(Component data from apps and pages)
====================

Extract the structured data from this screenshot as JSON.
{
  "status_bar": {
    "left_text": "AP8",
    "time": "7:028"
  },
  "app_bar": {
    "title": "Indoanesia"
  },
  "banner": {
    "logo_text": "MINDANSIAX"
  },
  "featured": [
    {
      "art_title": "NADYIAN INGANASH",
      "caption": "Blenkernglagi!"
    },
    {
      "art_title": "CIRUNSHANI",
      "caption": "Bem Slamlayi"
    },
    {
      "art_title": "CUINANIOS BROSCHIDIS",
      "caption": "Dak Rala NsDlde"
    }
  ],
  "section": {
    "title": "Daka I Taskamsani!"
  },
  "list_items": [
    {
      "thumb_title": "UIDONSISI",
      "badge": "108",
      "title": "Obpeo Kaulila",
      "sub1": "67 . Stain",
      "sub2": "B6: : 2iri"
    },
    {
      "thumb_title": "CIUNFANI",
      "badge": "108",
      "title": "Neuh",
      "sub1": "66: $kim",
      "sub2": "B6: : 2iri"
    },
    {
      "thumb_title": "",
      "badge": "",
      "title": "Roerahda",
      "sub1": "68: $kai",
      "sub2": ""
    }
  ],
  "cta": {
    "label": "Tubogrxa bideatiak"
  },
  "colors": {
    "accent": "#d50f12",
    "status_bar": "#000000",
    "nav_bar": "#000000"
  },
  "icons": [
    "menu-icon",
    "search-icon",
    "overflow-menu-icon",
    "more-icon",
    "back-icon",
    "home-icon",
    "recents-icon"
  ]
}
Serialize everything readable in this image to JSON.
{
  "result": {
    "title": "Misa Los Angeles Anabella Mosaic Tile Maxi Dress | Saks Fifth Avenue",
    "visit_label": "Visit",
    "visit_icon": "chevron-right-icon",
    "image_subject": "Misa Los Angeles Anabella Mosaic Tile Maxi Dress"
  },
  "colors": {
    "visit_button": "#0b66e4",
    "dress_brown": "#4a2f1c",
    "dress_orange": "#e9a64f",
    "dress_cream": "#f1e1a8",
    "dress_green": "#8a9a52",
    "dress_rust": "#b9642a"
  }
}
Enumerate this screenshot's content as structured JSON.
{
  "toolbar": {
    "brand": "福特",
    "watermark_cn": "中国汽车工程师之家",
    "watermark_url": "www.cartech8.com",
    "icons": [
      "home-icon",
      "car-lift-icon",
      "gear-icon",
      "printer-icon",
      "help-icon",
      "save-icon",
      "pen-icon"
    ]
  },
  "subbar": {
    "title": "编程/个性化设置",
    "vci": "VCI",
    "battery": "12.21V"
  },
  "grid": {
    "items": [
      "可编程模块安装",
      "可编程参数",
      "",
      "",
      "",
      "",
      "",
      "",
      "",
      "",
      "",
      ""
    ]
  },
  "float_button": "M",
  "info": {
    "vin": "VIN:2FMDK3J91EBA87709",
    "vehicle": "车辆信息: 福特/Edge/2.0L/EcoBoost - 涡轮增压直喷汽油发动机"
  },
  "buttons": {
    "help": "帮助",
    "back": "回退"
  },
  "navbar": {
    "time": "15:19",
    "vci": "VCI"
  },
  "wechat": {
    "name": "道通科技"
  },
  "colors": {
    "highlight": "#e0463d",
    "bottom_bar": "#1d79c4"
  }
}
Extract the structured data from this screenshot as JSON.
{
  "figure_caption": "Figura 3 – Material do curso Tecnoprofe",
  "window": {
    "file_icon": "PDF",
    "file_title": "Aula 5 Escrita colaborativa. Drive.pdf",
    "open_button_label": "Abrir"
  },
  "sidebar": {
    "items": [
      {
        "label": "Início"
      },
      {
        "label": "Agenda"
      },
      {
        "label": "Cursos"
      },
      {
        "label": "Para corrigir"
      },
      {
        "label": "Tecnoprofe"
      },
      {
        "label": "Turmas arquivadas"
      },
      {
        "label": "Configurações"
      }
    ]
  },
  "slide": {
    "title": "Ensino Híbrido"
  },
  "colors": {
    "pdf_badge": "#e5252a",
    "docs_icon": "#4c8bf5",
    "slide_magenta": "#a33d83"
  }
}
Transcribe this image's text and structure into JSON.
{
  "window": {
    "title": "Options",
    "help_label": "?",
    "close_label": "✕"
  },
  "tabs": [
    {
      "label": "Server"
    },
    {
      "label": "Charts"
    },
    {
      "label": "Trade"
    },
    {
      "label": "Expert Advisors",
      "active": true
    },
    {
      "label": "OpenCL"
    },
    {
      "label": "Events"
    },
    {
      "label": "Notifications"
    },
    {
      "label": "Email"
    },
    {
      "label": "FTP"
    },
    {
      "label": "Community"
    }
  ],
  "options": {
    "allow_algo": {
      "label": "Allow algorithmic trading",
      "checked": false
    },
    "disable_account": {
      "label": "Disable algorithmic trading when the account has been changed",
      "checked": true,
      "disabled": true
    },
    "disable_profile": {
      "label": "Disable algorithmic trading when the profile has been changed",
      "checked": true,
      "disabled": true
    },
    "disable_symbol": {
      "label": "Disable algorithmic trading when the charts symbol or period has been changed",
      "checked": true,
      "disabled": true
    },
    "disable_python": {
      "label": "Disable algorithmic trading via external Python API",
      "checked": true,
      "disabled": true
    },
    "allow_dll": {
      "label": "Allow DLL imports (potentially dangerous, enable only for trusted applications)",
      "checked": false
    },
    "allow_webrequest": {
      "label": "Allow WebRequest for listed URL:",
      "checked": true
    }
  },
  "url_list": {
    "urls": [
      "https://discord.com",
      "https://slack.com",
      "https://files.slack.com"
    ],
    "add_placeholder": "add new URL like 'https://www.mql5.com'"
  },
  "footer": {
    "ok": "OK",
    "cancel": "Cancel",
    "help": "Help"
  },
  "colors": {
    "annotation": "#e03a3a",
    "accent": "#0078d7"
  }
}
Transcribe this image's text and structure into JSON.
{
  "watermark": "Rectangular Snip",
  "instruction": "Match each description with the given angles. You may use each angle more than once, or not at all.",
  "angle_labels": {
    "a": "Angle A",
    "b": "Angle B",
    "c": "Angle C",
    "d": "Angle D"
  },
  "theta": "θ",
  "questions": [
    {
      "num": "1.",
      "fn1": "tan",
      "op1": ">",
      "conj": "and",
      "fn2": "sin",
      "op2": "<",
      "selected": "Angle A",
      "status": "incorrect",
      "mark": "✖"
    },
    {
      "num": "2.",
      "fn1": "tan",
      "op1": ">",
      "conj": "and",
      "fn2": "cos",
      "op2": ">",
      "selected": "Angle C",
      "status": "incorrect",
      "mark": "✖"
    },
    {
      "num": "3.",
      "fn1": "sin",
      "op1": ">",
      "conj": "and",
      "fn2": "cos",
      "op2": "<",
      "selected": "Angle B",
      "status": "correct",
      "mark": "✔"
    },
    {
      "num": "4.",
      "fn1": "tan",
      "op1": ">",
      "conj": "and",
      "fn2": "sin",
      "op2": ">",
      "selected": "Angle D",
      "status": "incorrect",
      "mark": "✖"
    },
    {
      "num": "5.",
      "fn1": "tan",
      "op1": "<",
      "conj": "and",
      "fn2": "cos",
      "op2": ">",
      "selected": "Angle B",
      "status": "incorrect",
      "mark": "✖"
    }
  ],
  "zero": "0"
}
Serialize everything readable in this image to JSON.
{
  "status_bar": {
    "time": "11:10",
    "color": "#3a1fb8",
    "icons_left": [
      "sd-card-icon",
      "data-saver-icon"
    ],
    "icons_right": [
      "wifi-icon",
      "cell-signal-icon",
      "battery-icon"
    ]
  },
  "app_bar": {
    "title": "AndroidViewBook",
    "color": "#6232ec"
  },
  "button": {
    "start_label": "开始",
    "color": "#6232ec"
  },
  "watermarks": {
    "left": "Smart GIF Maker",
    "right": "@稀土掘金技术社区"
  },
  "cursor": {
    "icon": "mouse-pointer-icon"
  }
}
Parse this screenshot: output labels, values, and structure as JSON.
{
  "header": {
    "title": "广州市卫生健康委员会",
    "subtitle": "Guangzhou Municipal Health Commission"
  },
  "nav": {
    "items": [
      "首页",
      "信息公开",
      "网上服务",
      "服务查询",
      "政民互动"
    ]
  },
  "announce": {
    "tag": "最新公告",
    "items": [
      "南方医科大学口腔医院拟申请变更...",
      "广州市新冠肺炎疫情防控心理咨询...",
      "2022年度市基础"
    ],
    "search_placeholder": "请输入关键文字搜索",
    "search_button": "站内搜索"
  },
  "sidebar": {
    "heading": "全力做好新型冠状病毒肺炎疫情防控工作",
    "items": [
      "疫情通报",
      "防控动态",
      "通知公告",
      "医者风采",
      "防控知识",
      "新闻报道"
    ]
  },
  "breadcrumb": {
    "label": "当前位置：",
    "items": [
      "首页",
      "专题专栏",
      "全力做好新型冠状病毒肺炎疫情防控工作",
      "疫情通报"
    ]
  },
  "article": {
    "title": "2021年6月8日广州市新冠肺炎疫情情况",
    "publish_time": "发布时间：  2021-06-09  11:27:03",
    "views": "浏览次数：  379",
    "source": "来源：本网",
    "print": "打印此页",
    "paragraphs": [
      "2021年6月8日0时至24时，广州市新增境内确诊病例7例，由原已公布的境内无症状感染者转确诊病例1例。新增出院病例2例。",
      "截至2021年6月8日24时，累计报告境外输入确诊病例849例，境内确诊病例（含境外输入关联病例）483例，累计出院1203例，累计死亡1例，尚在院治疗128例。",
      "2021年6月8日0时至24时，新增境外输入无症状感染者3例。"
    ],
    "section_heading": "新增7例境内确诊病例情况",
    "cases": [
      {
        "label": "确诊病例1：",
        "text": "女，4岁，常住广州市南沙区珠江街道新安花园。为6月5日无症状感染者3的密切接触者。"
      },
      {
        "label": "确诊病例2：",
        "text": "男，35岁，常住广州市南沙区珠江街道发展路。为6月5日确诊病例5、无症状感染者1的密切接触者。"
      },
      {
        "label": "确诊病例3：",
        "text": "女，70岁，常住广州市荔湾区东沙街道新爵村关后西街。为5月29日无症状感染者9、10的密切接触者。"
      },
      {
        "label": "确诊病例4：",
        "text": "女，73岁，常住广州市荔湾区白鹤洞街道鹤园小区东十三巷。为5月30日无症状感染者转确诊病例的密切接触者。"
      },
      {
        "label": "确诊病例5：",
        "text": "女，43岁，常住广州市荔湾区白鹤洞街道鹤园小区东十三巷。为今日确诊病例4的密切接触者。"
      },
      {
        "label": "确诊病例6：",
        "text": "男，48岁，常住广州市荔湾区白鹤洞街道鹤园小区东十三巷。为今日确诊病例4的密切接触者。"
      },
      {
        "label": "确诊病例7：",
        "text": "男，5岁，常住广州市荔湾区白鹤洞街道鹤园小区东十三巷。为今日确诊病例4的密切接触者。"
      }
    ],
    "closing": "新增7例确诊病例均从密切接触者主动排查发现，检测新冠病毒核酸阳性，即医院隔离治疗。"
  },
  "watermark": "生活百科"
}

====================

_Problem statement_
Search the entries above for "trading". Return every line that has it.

_Completed task_
      "label": "Allow algorithmic trading",
      "label": "Disable algorithmic trading when the account has been changed",
      "label": "Disable algorithmic trading when the profile has been changed",
      "label": "Disable algorithmic trading when the charts symbol or period has been changed",
      "label": "Disable algorithmic trading via external Python API",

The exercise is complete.